First colonised by the Greeks, Kotor flourished from the twelfth century as the chief port of the Serbian state of Raska though the town was very much an independent commune whose commercial power came to rival that of Dubrovnik.
The golden years didn’t last long, for the town’s position was undermined by the Turkish conquests of the fifteenth century and Kotor was forced to seek the protection of Venice in 1420 – beginning a long and slow decline punctuated by siege, earthquake and plague.
Kotor’s old town spreads out along the side of the Gulf behind its west wall, a confusion of twisting streets and tiny squares framed by a mountain slope, where the thin line of the east wall zig-zags up to an apex at the fortress of Sv Ivan.

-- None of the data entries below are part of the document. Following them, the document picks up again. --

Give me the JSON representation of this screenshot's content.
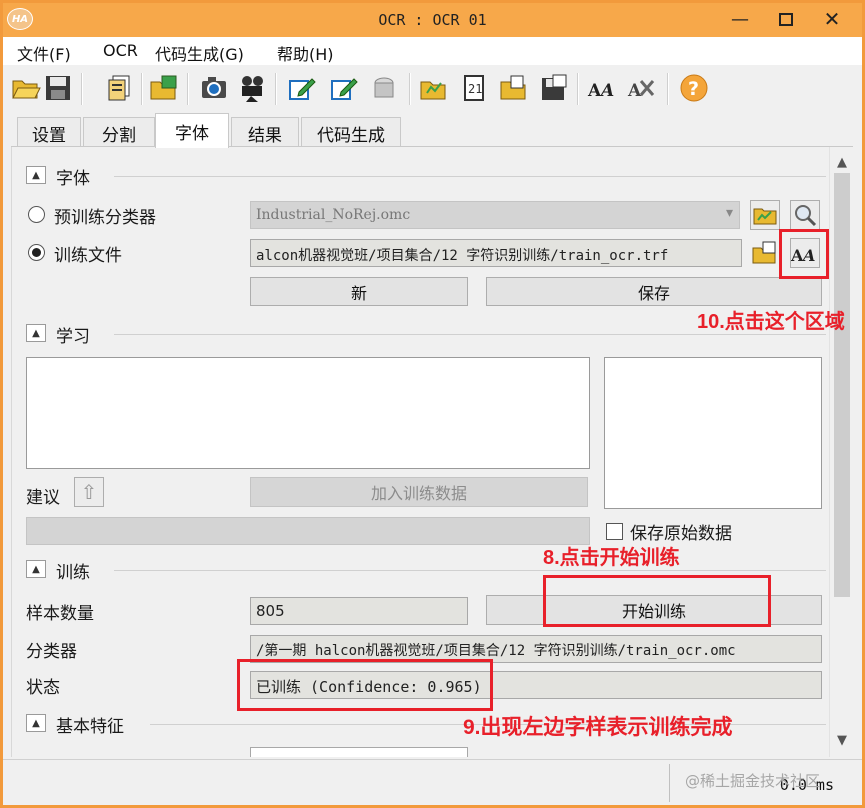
{
  "window": {
    "title": "OCR : OCR 01",
    "app_icon_text": "HA",
    "min_symbol": "—",
    "close_symbol": "✕"
  },
  "menu": [
    "文件(F)",
    "OCR",
    "代码生成(G)",
    "帮助(H)"
  ],
  "toolbar": {
    "icons": [
      "open-folder",
      "save-disk",
      "image-stack",
      "open-image",
      "camera",
      "film-projector",
      "pencil-box-blue",
      "pencil-box-green",
      "eraser",
      "open-train-file",
      "train-file-doc",
      "open-classifier",
      "save-classifier",
      "font-glyphs",
      "font-scissors",
      "help"
    ],
    "help_symbol": "?"
  },
  "tabs": [
    {
      "label": "设置",
      "active": false
    },
    {
      "label": "分割",
      "active": false
    },
    {
      "label": "字体",
      "active": true
    },
    {
      "label": "结果",
      "active": false
    },
    {
      "label": "代码生成",
      "active": false
    }
  ],
  "font_section": {
    "title": "字体",
    "toggle": "▲",
    "pretrained_label": "预训练分类器",
    "pretrained_value": "Industrial_NoRej.omc",
    "dropdown_arrow": "▾",
    "train_file_label": "训练文件",
    "train_file_value": "alcon机器视觉班/项目集合/12 字符识别训练/train_ocr.trf",
    "new_button": "新",
    "save_button": "保存",
    "font_glyph": "ÂÁ"
  },
  "learn_section": {
    "title": "学习",
    "suggest_label": "建议",
    "up_arrow": "⇧",
    "add_data_button": "加入训练数据",
    "save_raw_label": "保存原始数据"
  },
  "train_section": {
    "title": "训练",
    "sample_count_label": "样本数量",
    "sample_count_value": "805",
    "start_button": "开始训练",
    "classifier_label": "分类器",
    "classifier_value": "/第一期 halcon机器视觉班/项目集合/12 字符识别训练/train_ocr.omc",
    "status_label": "状态",
    "status_value": "已训练 (Confidence: 0.965)"
  },
  "feature_section": {
    "title": "基本特征"
  },
  "scrollbar": {
    "up": "▲",
    "down": "▼"
  },
  "statusbar": {
    "time": "0.0 ms",
    "watermark": "@稀土掘金技术社区"
  },
  "annotations": {
    "step8": "8.点击开始训练",
    "step9": "9.出现左边字样表示训练完成",
    "step10": "10.点击这个区域",
    "color": "#e8202a"
  },
  "colors": {
    "titlebar": "#f7a84a",
    "window_border": "#f29a3c"
  }
}
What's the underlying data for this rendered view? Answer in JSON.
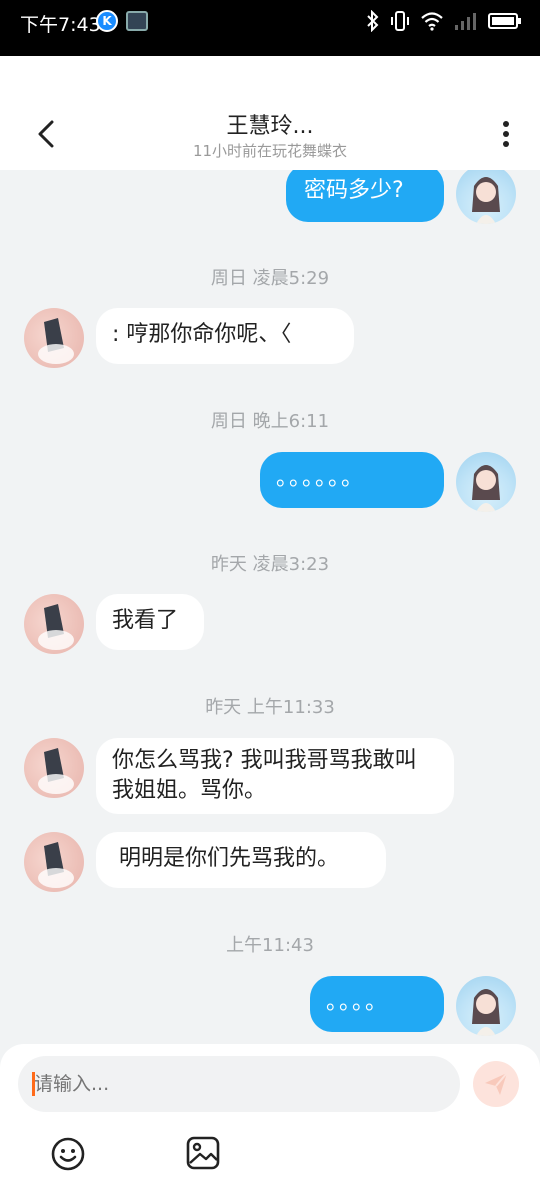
{
  "status_bar": {
    "time": "下午7:43",
    "app_icon_1_letter": "K"
  },
  "header": {
    "title": "王慧玲...",
    "subtitle": "11小时前在玩花舞蝶衣"
  },
  "messages": [
    {
      "dir": "out",
      "text": "密码多少?"
    },
    {
      "type": "timestamp",
      "text": "周日 凌晨5:29"
    },
    {
      "dir": "in",
      "text": ":  哼那你命你呢、〈"
    },
    {
      "type": "timestamp",
      "text": "周日 晚上6:11"
    },
    {
      "dir": "out",
      "text": "。。。。。。"
    },
    {
      "type": "timestamp",
      "text": "昨天 凌晨3:23"
    },
    {
      "dir": "in",
      "text": "我看了"
    },
    {
      "type": "timestamp",
      "text": "昨天 上午11:33"
    },
    {
      "dir": "in",
      "text": "你怎么骂我? 我叫我哥骂我敢叫我姐姐。骂你。"
    },
    {
      "dir": "in",
      "text": " 明明是你们先骂我的。"
    },
    {
      "type": "timestamp",
      "text": "上午11:43"
    },
    {
      "dir": "out",
      "text": "。。。。"
    }
  ],
  "input": {
    "placeholder": "请输入..."
  },
  "colors": {
    "outgoing_bubble": "#21a9f4",
    "incoming_bubble": "#ffffff",
    "chat_background": "#f1f3f4",
    "send_button": "#fde3dc",
    "timestamp_text": "#a4a7aa"
  },
  "icons": {
    "back": "chevron-left-icon",
    "more": "more-vertical-icon",
    "send": "paper-plane-icon",
    "emoji": "smiley-icon",
    "image": "image-icon"
  }
}
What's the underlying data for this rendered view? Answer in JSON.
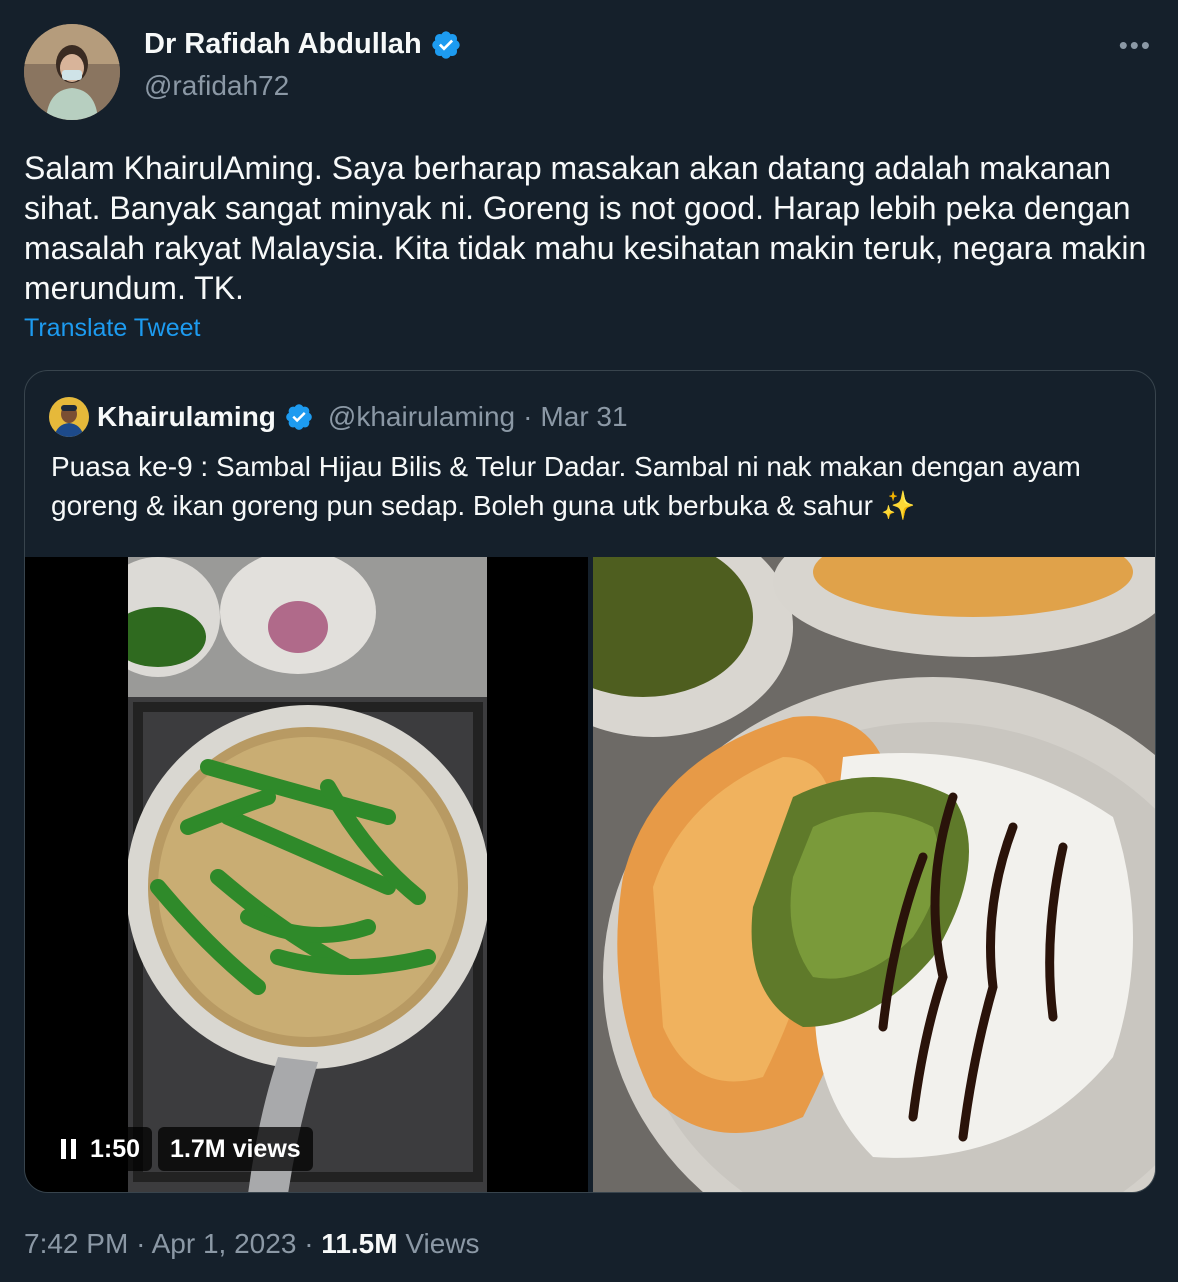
{
  "author": {
    "name": "Dr Rafidah Abdullah",
    "handle": "@rafidah72"
  },
  "menu": {
    "more_label": "•••"
  },
  "tweet": {
    "text": "Salam KhairulAming. Saya berharap masakan akan datang adalah makanan sihat. Banyak sangat minyak ni. Goreng is not good. Harap lebih peka dengan masalah rakyat Malaysia. Kita tidak mahu kesihatan makin teruk, negara makin merundum. TK.",
    "translate_label": "Translate Tweet"
  },
  "quoted": {
    "name": "Khairulaming",
    "handle": "@khairulaming",
    "separator": "·",
    "date": "Mar 31",
    "text": "Puasa ke-9 : Sambal Hijau Bilis & Telur Dadar. Sambal ni nak makan dengan ayam goreng & ikan goreng pun sedap. Boleh guna utk berbuka & sahur ✨",
    "video": {
      "time": "1:50",
      "views": "1.7M views"
    }
  },
  "footer": {
    "time": "7:42 PM",
    "sep1": "·",
    "date": "Apr 1, 2023",
    "sep2": "·",
    "views_count": "11.5M",
    "views_label": "Views"
  },
  "colors": {
    "background": "#15202b",
    "link": "#1d9bf0",
    "secondary_text": "#8b98a5",
    "verified": "#1d9bf0"
  }
}
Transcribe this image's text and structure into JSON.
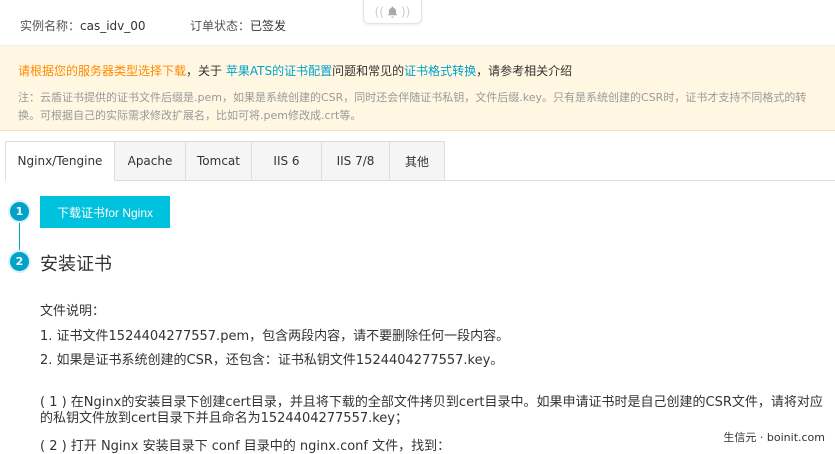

Most of what you see today is Venetian and dates from the fifteenth century – though the ramparts were started by the Byzantines some six centuries earlier. Inside, the central square is surrounded by a number of historic buildings including the Rector’s Palace, the Town Hall and Tower Clock.